Paterson (Jarmusch, 2016)

Paterson cycles through a week in the life of its titular protagonist, a bus driver in Paterson, New Jersey (and yes, his real name is actually Paterson) who writes poetry inspired by his fellow-Patersonite idol William Carlos Williams in his spare time. His routine is fairly simple: he wakes up after six, does his bus route, eats lunch and jots down some verses while gazing at the Great Falls, then walks home putting the finishing touches on his latest creation in his mind. At home he is greeted by his lively Iranian wife, Laura, who loves to paint, design, and bake cupcakes using her favourite black-and-white colour combination. After dinner, Paterson walks his wife’s beloved bulldog, Marvin, to the local bar, where he downs some beer and chats with Doc the bartender and other barflys.

If you’re not willing to sit down and watch something that more or less repeats the same sequence of events (with minor variations) over and over again, then Paterson will not be your thing. I, however, greatly admired what Jarmusch set out to do here, allowing us to worship at the altar of simple mundanity and the hidden wonders that lie therein. These may be ordinary lives, but even in that ordinariness there is weariness and splendour, comedy and pathos that does not need to be spelled out for it to be seen. And I think Jarmusch really nailed the life of a creator who can observe the minutiae around them and transmute it into gemlike verse, and yet still remain curtained off from public attention. There’s a clear appreciation of those private souls who mine the world for its lyric essence and keep their work out from the sight of all eyes but theirs. It’s a reminder that some art is best kept within the closed covers of a notebook, not because it’s unworthy of praise, but because it holds a quality that cannot be articulated outside of the artist’s space of creation. And, of course, there are artists like this everywhere, including those we hardly give a second glance.

There are a few small things that bugged me, like Laura’s characterisation as a borderline caricature Manic Pixie Dream Girl—something played mostly for laughs, alas. Sometimes her presence rings true; other times, you wonder why Jarmusch wrote her the way he did. Then there’s the pivotal moment of destruction that we’re baited with, as though this is not supposed to be a film about major shocks to the system. First it’s foreshadowed, then it’s spoonfed, and to what end, I don’t really know. The best explanation is that the reason for its occurrence is purposely made ambiguous, though I kind of find that hard to buy when Paterson’s reaction after the fact is so pained.

In the end, though, the cause is not what matters: it’s the effect, and what it leads to. And the reason for Paterson’s revitalization is beautifully done.
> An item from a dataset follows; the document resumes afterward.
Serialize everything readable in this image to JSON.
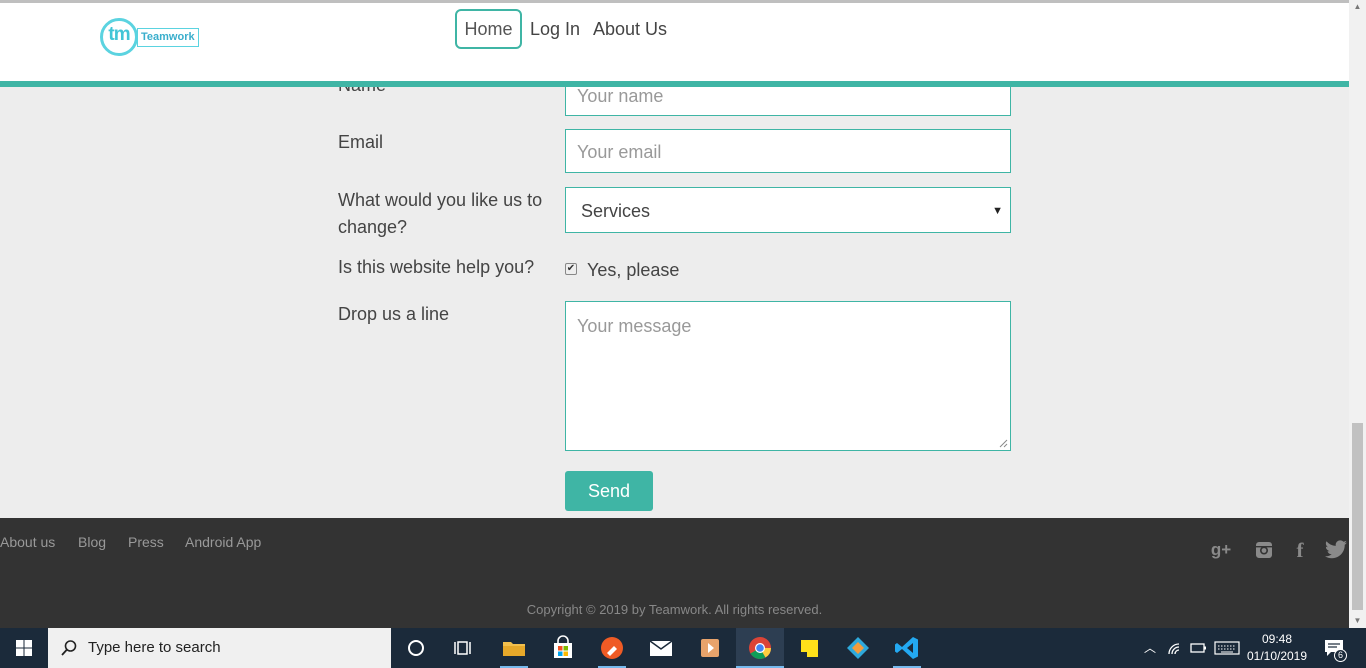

Many similarly small moments are (the little girl and her “Water Falls” poem instantly springs to mind), and when they add up to such a gorgeous, sonorous whole, you feel similarly revitalized, yourself.

P.S. Including Jared Gilman and Kara Hayward from Moonrise Kingdom was a genius move. My inner Wes Anderson fangirl squealed in delight.